*THE TASK*
The copy you give must match the records exactly, except that it holds no images.

*EXERCISE MATERIAL*

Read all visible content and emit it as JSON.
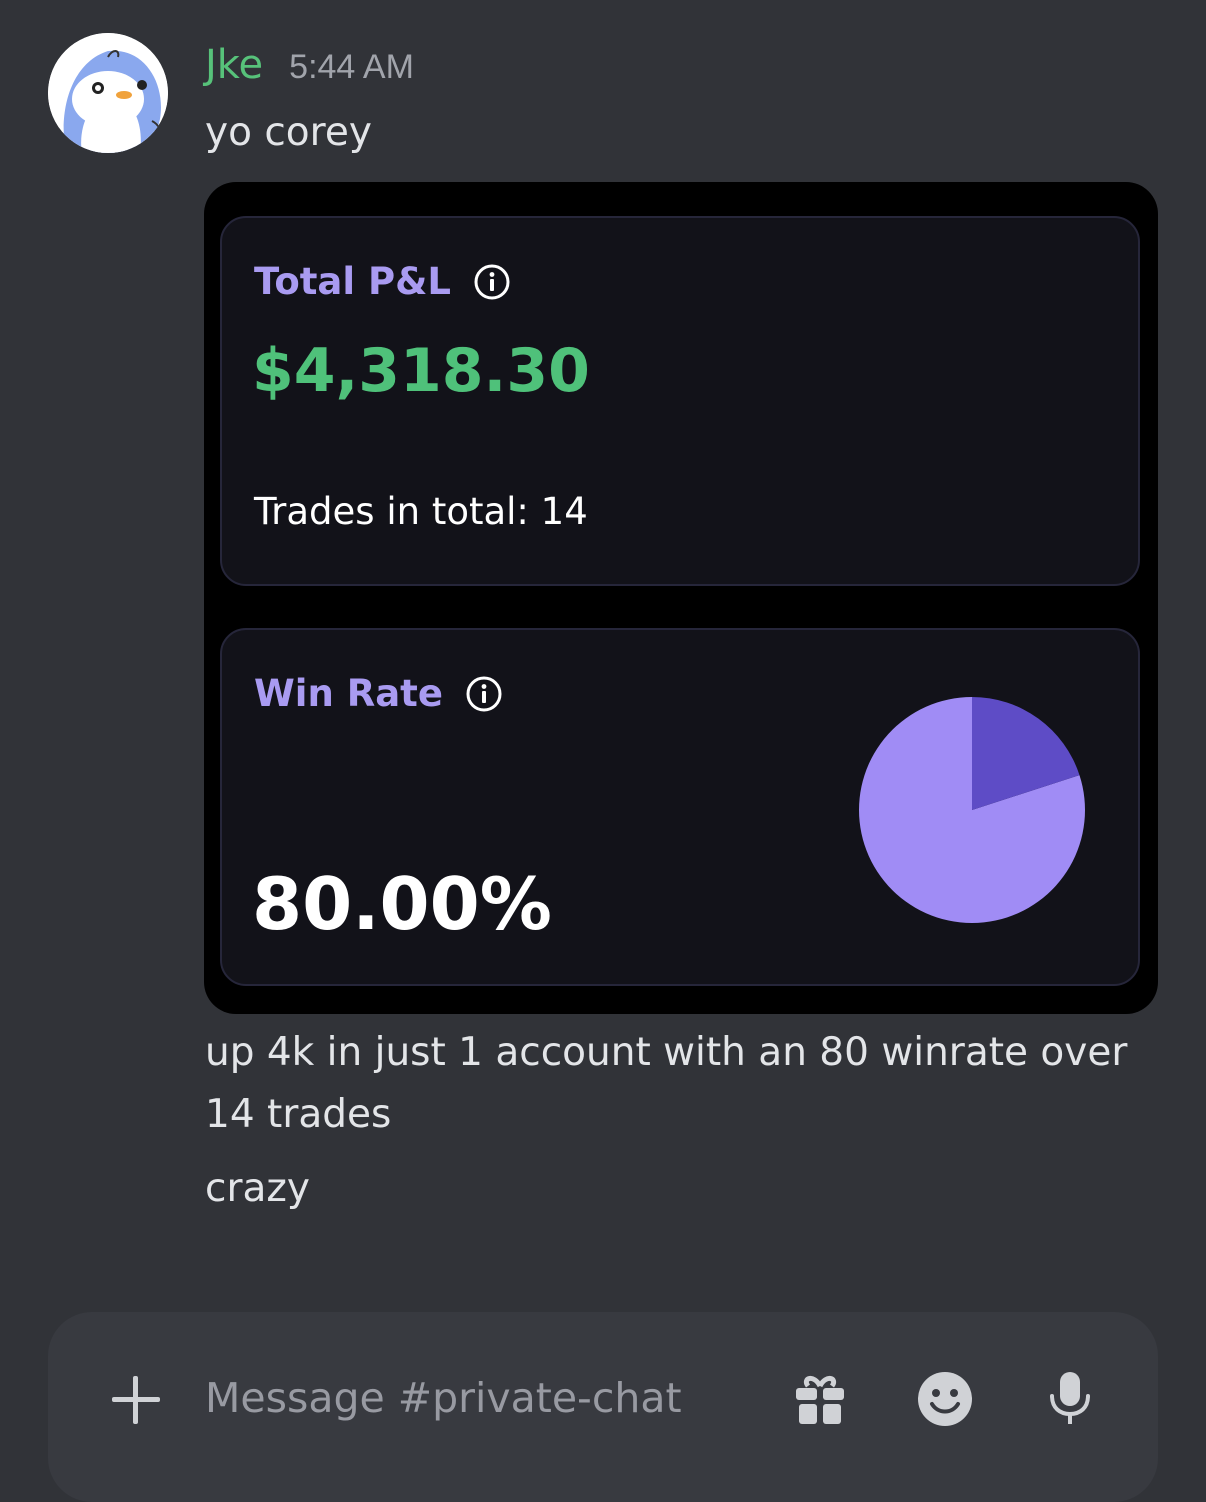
{
  "message": {
    "username": "Jke",
    "timestamp": "5:44 AM",
    "lines": [
      "yo corey",
      "up 4k in just 1 account with an 80 winrate over",
      "14 trades",
      "crazy"
    ]
  },
  "attachment": {
    "pnl_card": {
      "label": "Total P&L",
      "value": "$4,318.30",
      "trades_text": "Trades in total: 14"
    },
    "winrate_card": {
      "label": "Win Rate",
      "value": "80.00%",
      "win_fraction": 0.8
    }
  },
  "composer": {
    "placeholder": "Message #private-chat"
  },
  "colors": {
    "username": "#57c27a",
    "pnl_value": "#4fc17a",
    "card_label": "#a99bf1",
    "pie_win": "#a08cf5",
    "pie_loss": "#5e4cc6"
  },
  "icons": [
    "avatar-penguin-icon",
    "info-icon",
    "plus-icon",
    "gift-icon",
    "emoji-icon",
    "microphone-icon"
  ]
}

*YOUR RESPONSE*
Read all visible content and emit it as JSON.
{
  "message": {
    "username": "Jke",
    "timestamp": "5:44 AM",
    "lines": [
      "yo corey",
      "up 4k in just 1 account with an 80 winrate over",
      "14 trades",
      "crazy"
    ]
  },
  "attachment": {
    "pnl_card": {
      "label": "Total P&L",
      "value": "$4,318.30",
      "trades_text": "Trades in total: 14"
    },
    "winrate_card": {
      "label": "Win Rate",
      "value": "80.00%",
      "win_fraction": 0.8
    }
  },
  "composer": {
    "placeholder": "Message #private-chat"
  },
  "colors": {
    "username": "#57c27a",
    "pnl_value": "#4fc17a",
    "card_label": "#a99bf1",
    "pie_win": "#a08cf5",
    "pie_loss": "#5e4cc6"
  },
  "icons": [
    "avatar-penguin-icon",
    "info-icon",
    "plus-icon",
    "gift-icon",
    "emoji-icon",
    "microphone-icon"
  ]
}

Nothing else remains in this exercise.